The U.S. Coast Guard is known for many of its heroic endeavors, especially when it comes to rescuing civilians. However, the military branch known for its harrowing rescues has part of its origins in something people might find surprising: fighting smugglers and pirates.
The agency was founded on Aug. 4, 1790, when President George Washington signed the Tariff Act, according to the USCG.
Written and submitted by Secretary of Treasury Alexander Hamilton, the Tariff Act authorized the construction of 10 small ships called "cutters" under the control of the Treasury Department. The purpose of the ships, or "revenue cutters", was to enforce federal tariff and trade laws and to prevent smuggling and piracy.
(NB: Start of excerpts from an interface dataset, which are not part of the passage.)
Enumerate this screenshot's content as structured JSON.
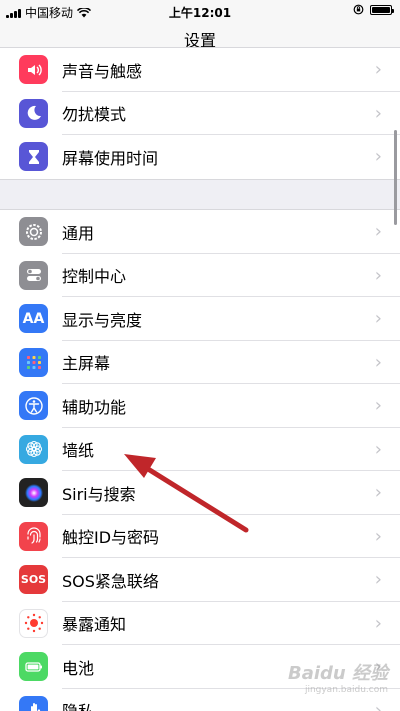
{
  "status_bar": {
    "carrier": "中国移动",
    "time": "上午12:01"
  },
  "nav": {
    "title": "设置"
  },
  "group1": [
    {
      "label": "声音与触感",
      "icon": "speaker-icon",
      "color": "#ff3b5c"
    },
    {
      "label": "勿扰模式",
      "icon": "moon-icon",
      "color": "#5856d6"
    },
    {
      "label": "屏幕使用时间",
      "icon": "hourglass-icon",
      "color": "#5856d6"
    }
  ],
  "group2": [
    {
      "label": "通用",
      "icon": "gear-icon",
      "color": "#8e8e93"
    },
    {
      "label": "控制中心",
      "icon": "toggles-icon",
      "color": "#8e8e93"
    },
    {
      "label": "显示与亮度",
      "icon": "aa-icon",
      "color": "#3478f6",
      "icon_text": "AA"
    },
    {
      "label": "主屏幕",
      "icon": "grid-icon",
      "color": "#3478f6"
    },
    {
      "label": "辅助功能",
      "icon": "accessibility-icon",
      "color": "#3478f6"
    },
    {
      "label": "墙纸",
      "icon": "flower-icon",
      "color": "#36a9e1"
    },
    {
      "label": "Siri与搜索",
      "icon": "siri-icon",
      "color": "#222222"
    },
    {
      "label": "触控ID与密码",
      "icon": "fingerprint-icon",
      "color": "#f2434c"
    },
    {
      "label": "SOS紧急联络",
      "icon": "sos-icon",
      "color": "#e5393b",
      "icon_text": "SOS"
    },
    {
      "label": "暴露通知",
      "icon": "exposure-icon",
      "color": "#ffffff"
    },
    {
      "label": "电池",
      "icon": "battery-icon",
      "color": "#4cd964"
    },
    {
      "label": "隐私",
      "icon": "hand-icon",
      "color": "#3478f6"
    }
  ],
  "watermark": {
    "text": "Baidu 经验",
    "sub": "jingyan.baidu.com"
  }
}
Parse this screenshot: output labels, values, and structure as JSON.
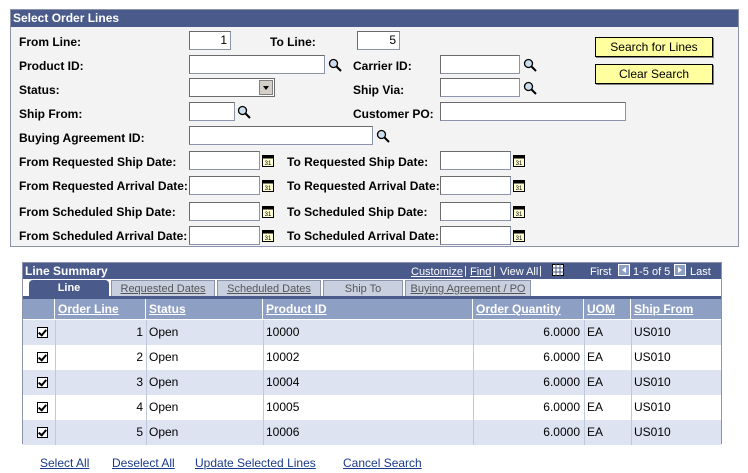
{
  "select_order_lines": {
    "title": "Select Order Lines",
    "from_line_label": "From Line:",
    "from_line_value": "1",
    "to_line_label": "To Line:",
    "to_line_value": "5",
    "product_id_label": "Product ID:",
    "carrier_id_label": "Carrier ID:",
    "status_label": "Status:",
    "ship_via_label": "Ship Via:",
    "ship_from_label": "Ship From:",
    "customer_po_label": "Customer PO:",
    "buying_agreement_label": "Buying Agreement ID:",
    "from_req_ship_label": "From Requested Ship Date:",
    "to_req_ship_label": "To Requested Ship Date:",
    "from_req_arrival_label": "From Requested Arrival Date:",
    "to_req_arrival_label": "To Requested Arrival Date:",
    "from_sched_ship_label": "From Scheduled Ship Date:",
    "to_sched_ship_label": "To Scheduled Ship Date:",
    "from_sched_arrival_label": "From Scheduled Arrival Date:",
    "to_sched_arrival_label": "To Scheduled Arrival Date:",
    "search_button": "Search for Lines",
    "clear_button": "Clear Search"
  },
  "line_summary": {
    "title": "Line Summary",
    "customize": "Customize",
    "find": "Find",
    "view_all": "View All",
    "first": "First",
    "range": "1-5 of 5",
    "last": "Last",
    "tabs": [
      "Line",
      "Requested Dates",
      "Scheduled Dates",
      "Ship To",
      "Buying Agreement / PO"
    ],
    "columns": [
      "Order Line",
      "Status",
      "Product ID",
      "Order Quantity",
      "UOM",
      "Ship From"
    ],
    "rows": [
      {
        "line": "1",
        "status": "Open",
        "product": "10000",
        "qty": "6.0000",
        "uom": "EA",
        "ship_from": "US010"
      },
      {
        "line": "2",
        "status": "Open",
        "product": "10002",
        "qty": "6.0000",
        "uom": "EA",
        "ship_from": "US010"
      },
      {
        "line": "3",
        "status": "Open",
        "product": "10004",
        "qty": "6.0000",
        "uom": "EA",
        "ship_from": "US010"
      },
      {
        "line": "4",
        "status": "Open",
        "product": "10005",
        "qty": "6.0000",
        "uom": "EA",
        "ship_from": "US010"
      },
      {
        "line": "5",
        "status": "Open",
        "product": "10006",
        "qty": "6.0000",
        "uom": "EA",
        "ship_from": "US010"
      }
    ]
  },
  "footer": {
    "select_all": "Select All",
    "deselect_all": "Deselect All",
    "update_selected": "Update Selected Lines",
    "cancel_search": "Cancel Search"
  },
  "colors": {
    "header_bg": "#4a5a8a",
    "button_bg": "#ffffa0",
    "row_alt": "#dde3f1"
  }
}
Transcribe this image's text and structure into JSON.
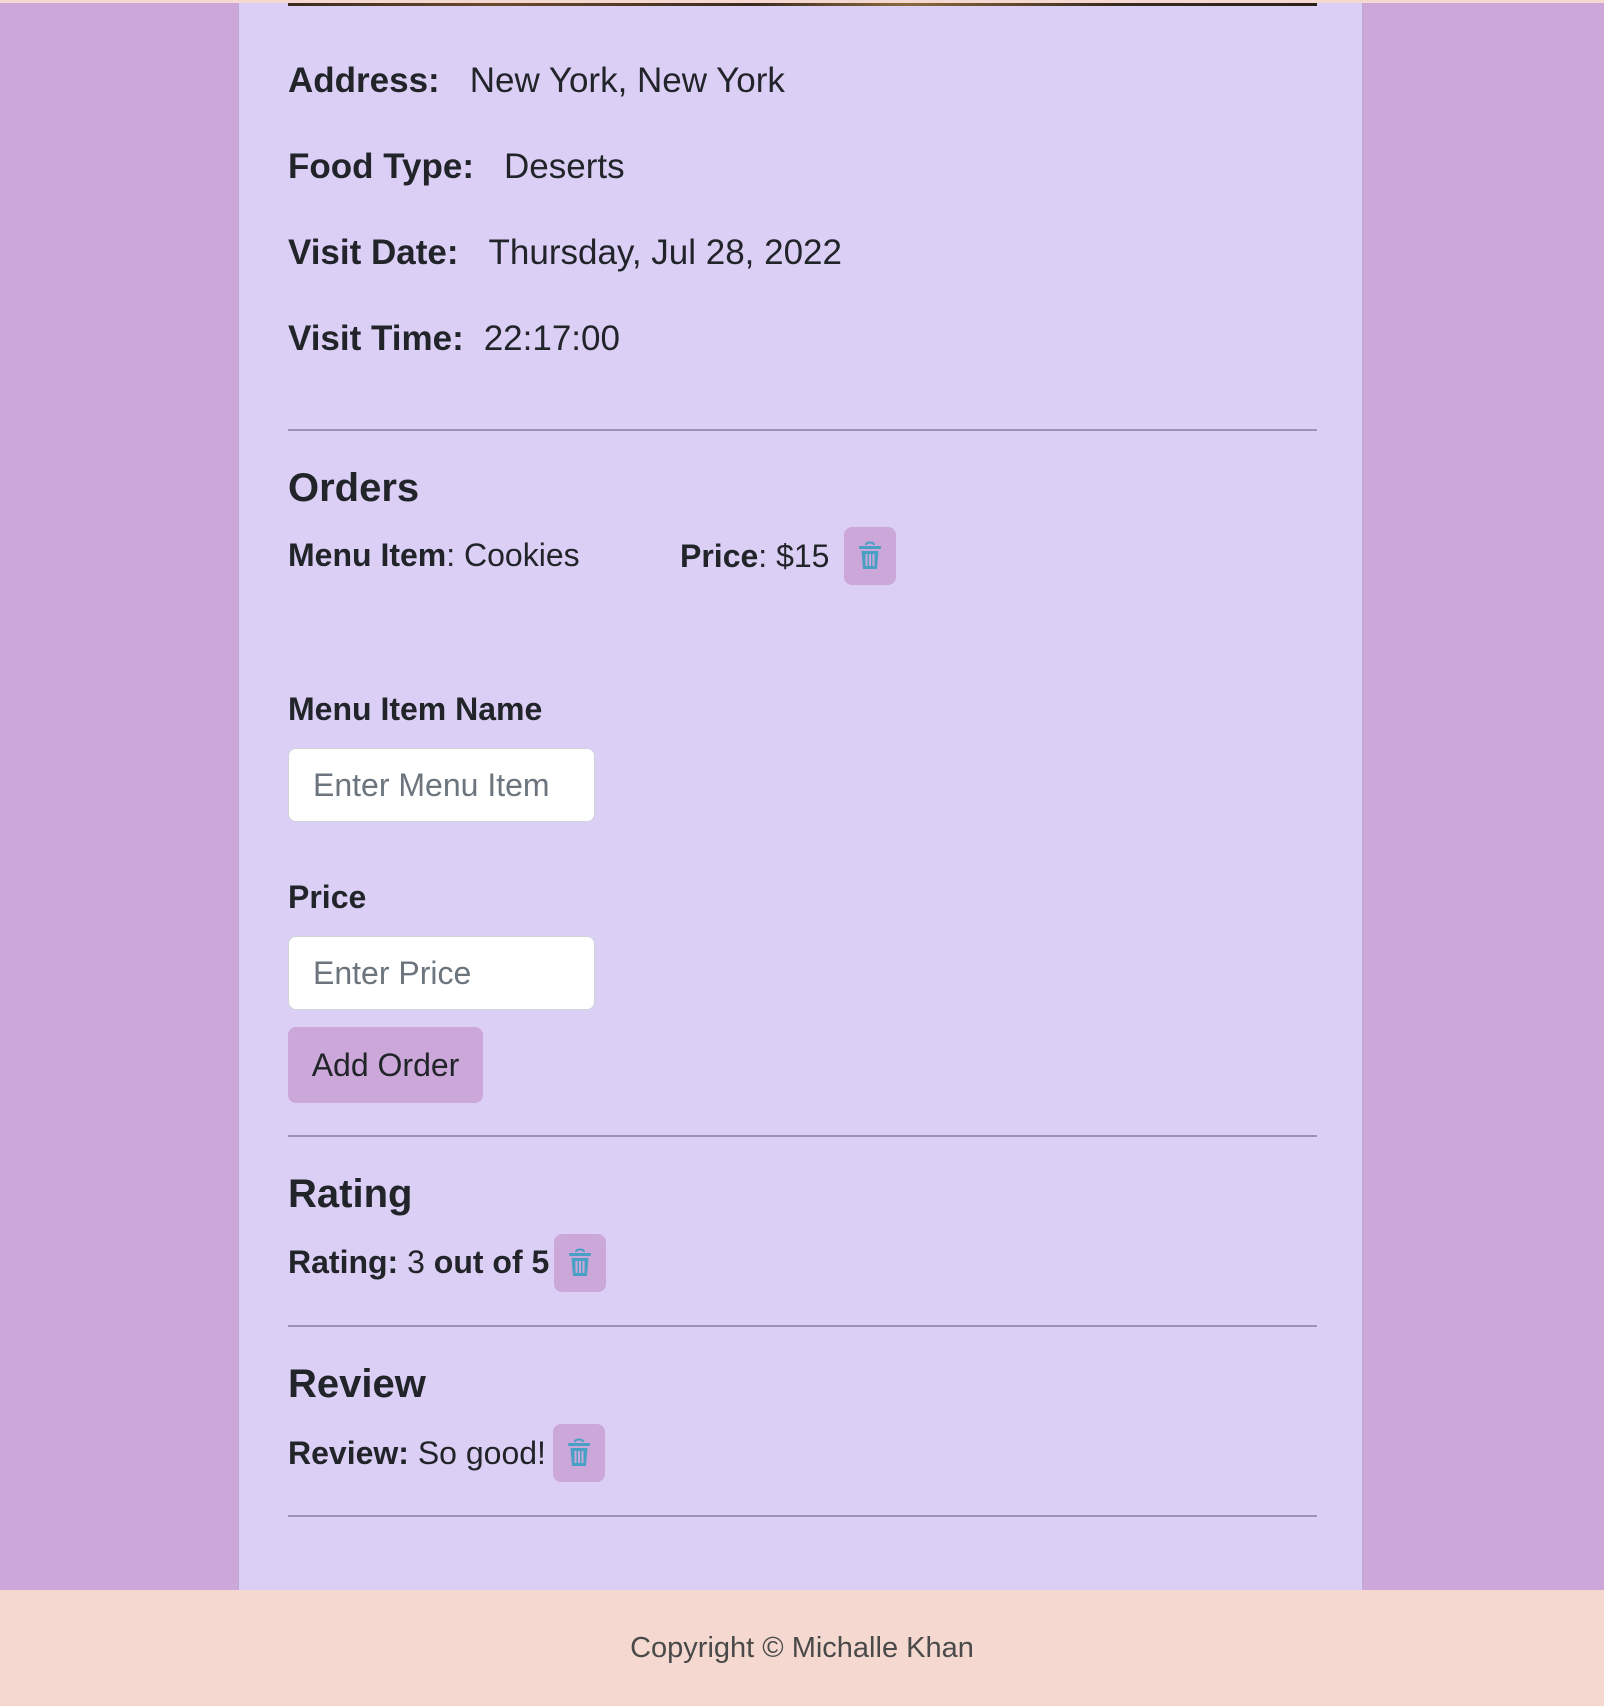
{
  "details": {
    "address_label": "Address:",
    "address_value": "New York, New York",
    "food_type_label": "Food Type:",
    "food_type_value": "Deserts",
    "visit_date_label": "Visit Date:",
    "visit_date_value": "Thursday, Jul 28, 2022",
    "visit_time_label": "Visit Time:",
    "visit_time_value": "22:17:00"
  },
  "orders": {
    "title": "Orders",
    "items": [
      {
        "menu_item_label": "Menu Item",
        "menu_item_value": ": Cookies",
        "price_label": "Price",
        "price_value": ": $15"
      }
    ],
    "form": {
      "menu_item_label": "Menu Item Name",
      "menu_item_placeholder": "Enter Menu Item",
      "price_label": "Price",
      "price_placeholder": "Enter Price",
      "submit_label": "Add Order"
    }
  },
  "rating": {
    "title": "Rating",
    "label": "Rating:",
    "value": " 3",
    "suffix": " out of 5",
    "score": 3,
    "max": 5
  },
  "review": {
    "title": "Review",
    "label": "Review:",
    "value": " So good!"
  },
  "footer": {
    "copyright": "Copyright © Michalle Khan"
  },
  "icons": {
    "delete": "trash-icon"
  },
  "colors": {
    "page_background": "#cba8d9",
    "card_background": "#dccff6",
    "button_background": "#cba8d9",
    "trash_icon": "#4a9fc4",
    "footer_background": "#f5d9d0"
  }
}
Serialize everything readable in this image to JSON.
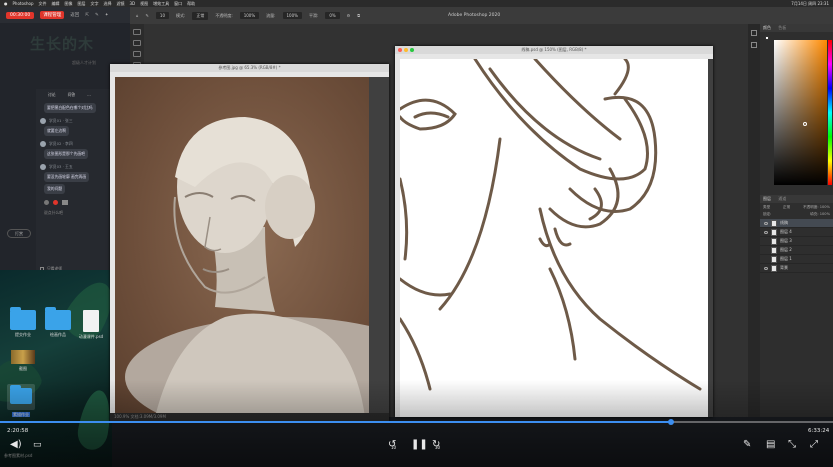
{
  "menubar": {
    "app": "Photoshop",
    "items": [
      "文件",
      "编辑",
      "图像",
      "图层",
      "文字",
      "选择",
      "滤镜",
      "3D",
      "视图",
      "增效工具",
      "窗口",
      "帮助"
    ],
    "clock": "7月14日 周四 23:31"
  },
  "chat": {
    "live_badge": "00:30:00",
    "tab_active": "课程管理",
    "tab2": "返回",
    "watermark": "生长的木",
    "watermark_sub": "超级人才计划",
    "chat_tabs": [
      "讨论",
      "问答",
      "..."
    ],
    "messages": [
      {
        "user": "",
        "text": "要把黑白配色在哪个对比吗"
      },
      {
        "user": "学员01 · 张三",
        "text": "就要左边啊"
      },
      {
        "user": "学员02 · 李四",
        "text": "这张图形是那个先画吧"
      },
      {
        "user": "学员03 · 王五",
        "text": "要没先画轮廓 画完再画"
      },
      {
        "user": "",
        "text": "我的问题"
      }
    ],
    "bottom_hint": "说点什么吧",
    "tip_button": "打赏",
    "checkbox_label": "只看老师",
    "stats": "1% 试题"
  },
  "desktop": {
    "icons": [
      {
        "label": "提交作业"
      },
      {
        "label": "绘画作品"
      },
      {
        "label": "动漫课件.psd"
      },
      {
        "label": "截图"
      },
      {
        "label": "素描作业"
      }
    ],
    "bottom_file": "参考图素材.psd"
  },
  "ps": {
    "app_title": "Adobe Photoshop 2020",
    "mode_label": "模式:",
    "mode_value": "正常",
    "opacity_label": "不透明度:",
    "opacity_value": "100%",
    "flow_label": "流量:",
    "flow_value": "100%",
    "smooth_label": "平滑:",
    "smooth_value": "0%",
    "doc1_title": "参考图.jpg @ 65.3% (RGB/8#) *",
    "doc1_status": "100.9% 文档:3.09M/3.09M",
    "doc2_title": "线稿.psd @ 150% (图层, RGB/8) *",
    "color_tab": "颜色",
    "swatch_tab": "色板",
    "layers_tab": "图层",
    "channels_tab": "通道",
    "kind_label": "类型",
    "normal_label": "正常",
    "opacity_short": "不透明度: 100%",
    "lock_label": "锁定:",
    "fill_label": "填充: 100%",
    "layers": [
      {
        "name": "线稿",
        "selected": true
      },
      {
        "name": "图层 4",
        "selected": false
      },
      {
        "name": "图层 3",
        "selected": false
      },
      {
        "name": "图层 2",
        "selected": false
      },
      {
        "name": "图层 1",
        "selected": false
      },
      {
        "name": "背景",
        "selected": false
      }
    ]
  },
  "video": {
    "current_time": "2:20:58",
    "total_time": "6:33:24",
    "progress": 0.805,
    "rewind_label": "10",
    "forward_label": "30"
  },
  "colors": {
    "accent": "#3c8ef0",
    "live_red": "#e0352b",
    "sketch_line": "#6e5a48",
    "photo_bg": "#7a5a44"
  }
}
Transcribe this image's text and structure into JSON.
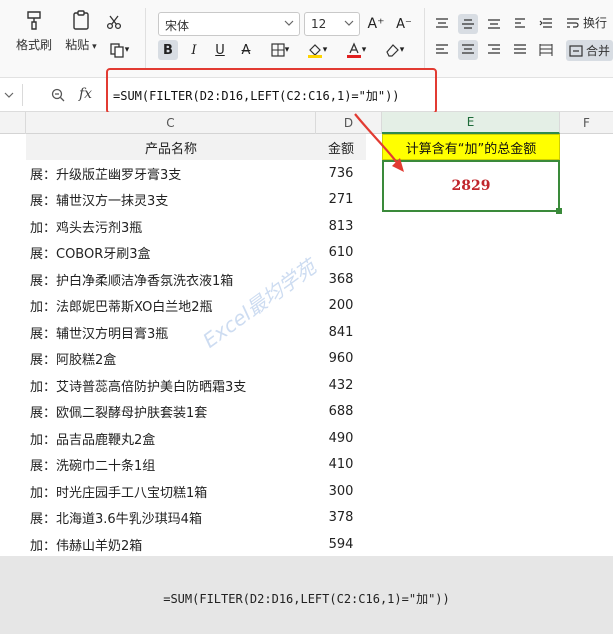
{
  "ribbon": {
    "format_painter": "格式刷",
    "paste": "粘贴",
    "font_name": "宋体",
    "font_size": "12",
    "wrap_text": "换行",
    "merge": "合并"
  },
  "formula_bar": {
    "fx": "fx",
    "formula": "=SUM(FILTER(D2:D16,LEFT(C2:C16,1)=\"加\"))"
  },
  "columns": {
    "c": "C",
    "d": "D",
    "e": "E",
    "f": "F"
  },
  "header": {
    "product": "产品名称",
    "amount": "金额",
    "task": "计算含有“加”的总金额"
  },
  "rows": [
    {
      "name": "展：升级版芷幽罗牙膏3支",
      "amount": "736"
    },
    {
      "name": "展：辅世汉方一抹灵3支",
      "amount": "271"
    },
    {
      "name": "加：鸡头去污剂3瓶",
      "amount": "813"
    },
    {
      "name": "展：COBOR牙刷3盒",
      "amount": "610"
    },
    {
      "name": "展：护白净柔顺洁净香氛洗衣液1箱",
      "amount": "368"
    },
    {
      "name": "加：法郎妮巴蒂斯XO白兰地2瓶",
      "amount": "200"
    },
    {
      "name": "展：辅世汉方明目膏3瓶",
      "amount": "841"
    },
    {
      "name": "展：阿胶糕2盒",
      "amount": "960"
    },
    {
      "name": "加：艾诗普蕊高倍防护美白防晒霜3支",
      "amount": "432"
    },
    {
      "name": "展：欧佩二裂酵母护肤套装1套",
      "amount": "688"
    },
    {
      "name": "加：品吉品鹿鞭丸2盒",
      "amount": "490"
    },
    {
      "name": "展：洗碗巾二十条1组",
      "amount": "410"
    },
    {
      "name": "加：时光庄园手工八宝切糕1箱",
      "amount": "300"
    },
    {
      "name": "展：北海道3.6牛乳沙琪玛4箱",
      "amount": "378"
    },
    {
      "name": "加：伟赫山羊奶2箱",
      "amount": "594"
    }
  ],
  "result": "2829",
  "watermark": "Excel最均学苑",
  "caption": "=SUM(FILTER(D2:D16,LEFT(C2:C16,1)=\"加\"))",
  "colors": {
    "highlight_yellow": "#ffff00",
    "result_red": "#c0262c",
    "frame_red": "#e23b32",
    "select_green": "#3a8a3a"
  }
}
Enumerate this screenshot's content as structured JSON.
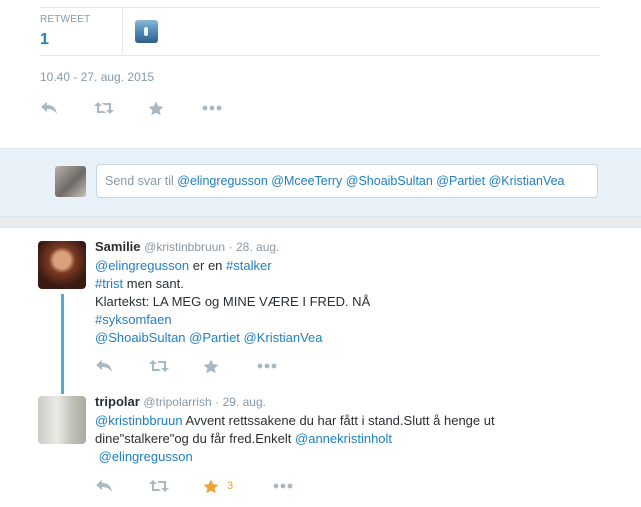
{
  "stats": {
    "retweet_label": "RETWEET",
    "retweet_value": "1"
  },
  "tweet_time": "10.40 - 27. aug. 2015",
  "reply": {
    "prefix": "Send svar til",
    "mentions": "@elingregusson @MceeTerry @ShoaibSultan @Partiet @KristianVea"
  },
  "tweets": [
    {
      "name": "Samilie",
      "handle": "@kristinbbruun",
      "date": "· 28. aug.",
      "l1_mention": "@elingregusson",
      "l1_text": " er en ",
      "l1_tag": "#stalker",
      "l2_tag": "#trist",
      "l2_text": " men sant.",
      "l3_text": "Klartekst: LA MEG og MINE VÆRE I FRED. NÅ",
      "l4_tag": "#syksomfaen",
      "l5_mentions": "@ShoaibSultan @Partiet @KristianVea"
    },
    {
      "name": "tripolar",
      "handle": "@tripolarrish",
      "date": "· 29. aug.",
      "l1_mention": "@kristinbbruun",
      "l1_text": " Avvent rettssakene du har fått i stand.Slutt å henge ut",
      "l2_text": "dine\"stalkere\"og du får fred.Enkelt ",
      "l2_mention": "@annekristinholt",
      "l3_mention": "@elingregusson",
      "fav_count": "3"
    }
  ],
  "colors": {
    "accent": "#1f7fbf",
    "favorite": "#f0a23b",
    "thread": "#52aad8"
  }
}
In fact, the first anti-piracy action occurred in 1793. According to the USCG, the cutter Diligence ran a pirate vessel ashore in Chesapeake Bay.
Policing commerce on bays and other waterways was significant at the time. As neither the interstate nor the automobile existed, waterways and shipping vessels that traveled on them were the fastest and most convenient way to transport people and goods.
Given the valuable nature of some cargo, creating a maritime agency to protect them was a major priority for the American government, particularly the Treasury Department. In fact, the agency, which would later be called the Revenue Cutter Service, served as the country’s only maritime armed force until the Navy was established in 1798.
In the years that followed, the Revenue Cutter Service experienced a transformation. In 1915, it was combined with the U.S. Life-Saving Service, an agency comprised of dozens of crews stationed around the country’s coastlines with the purpose of saving the lives of people at sea. This merger resulted in the establishment of the "U.S. Coast Guard".
According to the USCG, the legislation that created the official USCG also codified the service’s long history of working alongside the nation’s other armed forces to defend the country by stating it "shall constitute a part of the military forces of the United States."
In times of peace, the USCG operates as part of the Department of Homeland Security, while during times of war, it serves as part of the Navy.
Today, the Coast Guard serves as a law enforcement organization, a regulatory agency, a member of the U.S. Intelligence Community and a first responder, according to the USCG said.
It boasts a membership of more than 50,000, operating a fleet of 259 Cutters, 200 aircraft and more than 1,600 boats. According to the USCG, it oversees the high seas, more than 95,000 miles of U.S. coastline, 4.5 million square miles of the U.S. Exclusive Economic Zone.